What to produce: From the data below, copy out every line in which the word "JSON" occurs.

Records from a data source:

Segment Open

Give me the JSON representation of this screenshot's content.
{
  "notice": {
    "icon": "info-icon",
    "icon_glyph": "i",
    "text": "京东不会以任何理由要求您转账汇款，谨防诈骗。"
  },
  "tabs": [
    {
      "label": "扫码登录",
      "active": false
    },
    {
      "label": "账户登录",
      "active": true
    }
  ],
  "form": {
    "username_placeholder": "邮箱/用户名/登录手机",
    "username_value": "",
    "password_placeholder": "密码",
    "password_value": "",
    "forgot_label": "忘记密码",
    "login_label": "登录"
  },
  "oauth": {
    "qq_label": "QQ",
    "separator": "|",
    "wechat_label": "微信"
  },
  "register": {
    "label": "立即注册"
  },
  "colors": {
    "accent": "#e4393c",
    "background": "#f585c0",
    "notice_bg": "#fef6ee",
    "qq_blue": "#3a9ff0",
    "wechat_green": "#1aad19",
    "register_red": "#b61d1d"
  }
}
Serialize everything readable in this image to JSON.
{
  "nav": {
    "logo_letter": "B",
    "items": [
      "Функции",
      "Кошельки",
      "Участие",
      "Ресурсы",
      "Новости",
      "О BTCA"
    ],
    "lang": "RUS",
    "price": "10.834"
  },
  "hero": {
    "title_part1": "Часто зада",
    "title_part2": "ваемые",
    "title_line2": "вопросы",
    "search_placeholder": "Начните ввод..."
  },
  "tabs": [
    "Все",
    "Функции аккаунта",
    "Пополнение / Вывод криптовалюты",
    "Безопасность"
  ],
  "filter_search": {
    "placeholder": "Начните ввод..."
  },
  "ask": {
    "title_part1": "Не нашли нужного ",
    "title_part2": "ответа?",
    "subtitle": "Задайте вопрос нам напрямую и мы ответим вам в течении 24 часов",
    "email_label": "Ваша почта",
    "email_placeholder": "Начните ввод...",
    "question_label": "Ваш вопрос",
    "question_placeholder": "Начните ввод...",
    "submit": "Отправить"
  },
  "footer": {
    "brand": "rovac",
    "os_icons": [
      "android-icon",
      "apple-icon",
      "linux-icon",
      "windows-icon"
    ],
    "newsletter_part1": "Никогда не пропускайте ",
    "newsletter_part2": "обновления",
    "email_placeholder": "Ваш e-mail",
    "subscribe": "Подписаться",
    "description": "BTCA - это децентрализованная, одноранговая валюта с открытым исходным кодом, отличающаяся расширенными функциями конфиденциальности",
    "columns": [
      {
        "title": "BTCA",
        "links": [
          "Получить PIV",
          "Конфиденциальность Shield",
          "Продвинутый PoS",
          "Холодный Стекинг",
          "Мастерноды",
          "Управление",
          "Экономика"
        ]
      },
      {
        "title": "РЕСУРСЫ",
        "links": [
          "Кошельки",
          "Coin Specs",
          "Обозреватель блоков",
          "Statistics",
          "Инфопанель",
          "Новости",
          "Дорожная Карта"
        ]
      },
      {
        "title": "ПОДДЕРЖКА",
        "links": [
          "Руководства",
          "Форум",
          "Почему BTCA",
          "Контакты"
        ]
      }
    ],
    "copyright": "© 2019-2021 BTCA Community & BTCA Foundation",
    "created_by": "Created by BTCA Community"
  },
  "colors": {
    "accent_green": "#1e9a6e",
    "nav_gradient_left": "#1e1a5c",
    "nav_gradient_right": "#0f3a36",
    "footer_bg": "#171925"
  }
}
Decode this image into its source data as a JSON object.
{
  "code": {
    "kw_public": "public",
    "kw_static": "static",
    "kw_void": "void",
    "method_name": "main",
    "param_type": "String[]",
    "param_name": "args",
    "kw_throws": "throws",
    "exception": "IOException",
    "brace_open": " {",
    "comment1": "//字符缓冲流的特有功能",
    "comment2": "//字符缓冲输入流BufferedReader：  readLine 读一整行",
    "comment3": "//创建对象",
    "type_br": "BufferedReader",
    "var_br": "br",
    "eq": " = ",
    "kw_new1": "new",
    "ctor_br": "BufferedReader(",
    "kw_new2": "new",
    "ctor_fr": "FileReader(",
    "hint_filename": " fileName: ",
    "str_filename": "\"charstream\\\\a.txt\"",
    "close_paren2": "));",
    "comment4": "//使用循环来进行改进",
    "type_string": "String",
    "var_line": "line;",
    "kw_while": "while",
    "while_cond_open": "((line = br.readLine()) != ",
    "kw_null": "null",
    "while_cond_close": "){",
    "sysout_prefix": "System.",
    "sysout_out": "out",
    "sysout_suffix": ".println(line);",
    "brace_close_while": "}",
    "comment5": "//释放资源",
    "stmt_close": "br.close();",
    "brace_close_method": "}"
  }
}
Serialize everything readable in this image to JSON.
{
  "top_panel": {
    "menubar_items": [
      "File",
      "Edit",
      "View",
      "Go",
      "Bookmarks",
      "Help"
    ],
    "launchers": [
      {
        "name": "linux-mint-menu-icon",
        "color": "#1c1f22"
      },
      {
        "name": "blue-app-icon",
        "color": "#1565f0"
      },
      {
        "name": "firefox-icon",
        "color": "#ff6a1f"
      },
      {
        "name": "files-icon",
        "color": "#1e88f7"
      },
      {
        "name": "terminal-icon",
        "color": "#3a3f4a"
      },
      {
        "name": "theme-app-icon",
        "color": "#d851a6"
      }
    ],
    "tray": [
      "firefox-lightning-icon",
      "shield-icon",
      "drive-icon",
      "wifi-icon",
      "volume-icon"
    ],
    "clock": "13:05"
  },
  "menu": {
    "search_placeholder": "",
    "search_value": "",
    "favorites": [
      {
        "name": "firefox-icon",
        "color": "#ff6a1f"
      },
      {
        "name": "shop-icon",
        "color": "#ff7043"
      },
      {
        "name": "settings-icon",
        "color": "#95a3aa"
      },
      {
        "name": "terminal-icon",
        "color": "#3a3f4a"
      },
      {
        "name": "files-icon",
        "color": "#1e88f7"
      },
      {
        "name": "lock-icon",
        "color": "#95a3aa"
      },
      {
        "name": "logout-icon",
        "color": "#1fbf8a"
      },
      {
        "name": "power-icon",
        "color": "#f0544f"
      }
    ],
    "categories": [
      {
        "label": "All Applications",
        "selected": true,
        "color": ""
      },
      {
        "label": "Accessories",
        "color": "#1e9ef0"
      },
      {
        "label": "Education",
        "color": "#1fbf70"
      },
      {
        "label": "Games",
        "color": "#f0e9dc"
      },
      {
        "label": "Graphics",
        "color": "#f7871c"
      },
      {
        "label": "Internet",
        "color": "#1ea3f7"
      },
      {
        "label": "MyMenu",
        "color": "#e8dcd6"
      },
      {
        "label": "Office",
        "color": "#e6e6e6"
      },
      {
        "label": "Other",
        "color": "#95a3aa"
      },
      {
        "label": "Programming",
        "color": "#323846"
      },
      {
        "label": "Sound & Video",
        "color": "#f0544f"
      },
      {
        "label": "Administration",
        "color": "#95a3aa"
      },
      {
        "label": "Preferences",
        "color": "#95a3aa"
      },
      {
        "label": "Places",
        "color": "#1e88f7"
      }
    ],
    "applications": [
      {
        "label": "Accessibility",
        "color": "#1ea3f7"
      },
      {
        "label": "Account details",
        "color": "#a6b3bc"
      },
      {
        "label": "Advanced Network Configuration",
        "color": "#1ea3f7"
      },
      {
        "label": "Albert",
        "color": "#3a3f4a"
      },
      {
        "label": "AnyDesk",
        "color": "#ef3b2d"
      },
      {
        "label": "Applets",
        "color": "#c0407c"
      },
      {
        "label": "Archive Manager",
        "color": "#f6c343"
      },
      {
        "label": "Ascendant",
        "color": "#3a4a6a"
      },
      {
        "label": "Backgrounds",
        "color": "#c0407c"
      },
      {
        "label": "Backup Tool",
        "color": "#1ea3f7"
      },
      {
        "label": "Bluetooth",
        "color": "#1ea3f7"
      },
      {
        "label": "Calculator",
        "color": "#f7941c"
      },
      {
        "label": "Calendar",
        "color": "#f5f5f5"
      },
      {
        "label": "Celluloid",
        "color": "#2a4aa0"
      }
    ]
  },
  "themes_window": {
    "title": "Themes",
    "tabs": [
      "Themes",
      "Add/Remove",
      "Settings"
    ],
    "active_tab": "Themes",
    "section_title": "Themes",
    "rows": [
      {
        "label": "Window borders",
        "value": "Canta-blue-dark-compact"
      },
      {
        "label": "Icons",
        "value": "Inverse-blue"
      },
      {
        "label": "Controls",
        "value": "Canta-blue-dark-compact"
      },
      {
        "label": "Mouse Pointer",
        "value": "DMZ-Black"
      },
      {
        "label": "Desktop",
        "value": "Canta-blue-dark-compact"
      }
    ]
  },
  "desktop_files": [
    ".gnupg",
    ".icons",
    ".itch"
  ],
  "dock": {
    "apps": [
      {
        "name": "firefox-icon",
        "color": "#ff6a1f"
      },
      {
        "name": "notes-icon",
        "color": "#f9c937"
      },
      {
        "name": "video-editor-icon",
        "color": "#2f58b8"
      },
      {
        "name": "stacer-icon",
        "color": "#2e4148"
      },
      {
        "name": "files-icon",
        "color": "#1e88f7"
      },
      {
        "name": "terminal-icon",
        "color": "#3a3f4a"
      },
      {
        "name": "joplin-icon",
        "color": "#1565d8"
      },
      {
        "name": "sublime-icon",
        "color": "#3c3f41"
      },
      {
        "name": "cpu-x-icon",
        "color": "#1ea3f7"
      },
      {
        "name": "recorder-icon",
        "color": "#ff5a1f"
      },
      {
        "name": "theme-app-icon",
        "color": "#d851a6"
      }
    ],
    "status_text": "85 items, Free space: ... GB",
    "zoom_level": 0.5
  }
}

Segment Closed

Answer box:
Give me the JSON representation of this screenshot's content.
Serialize everything readable in this image to JSON.
Decode this image into its source data as a JSON object.
Serialize everything readable in this image to JSON.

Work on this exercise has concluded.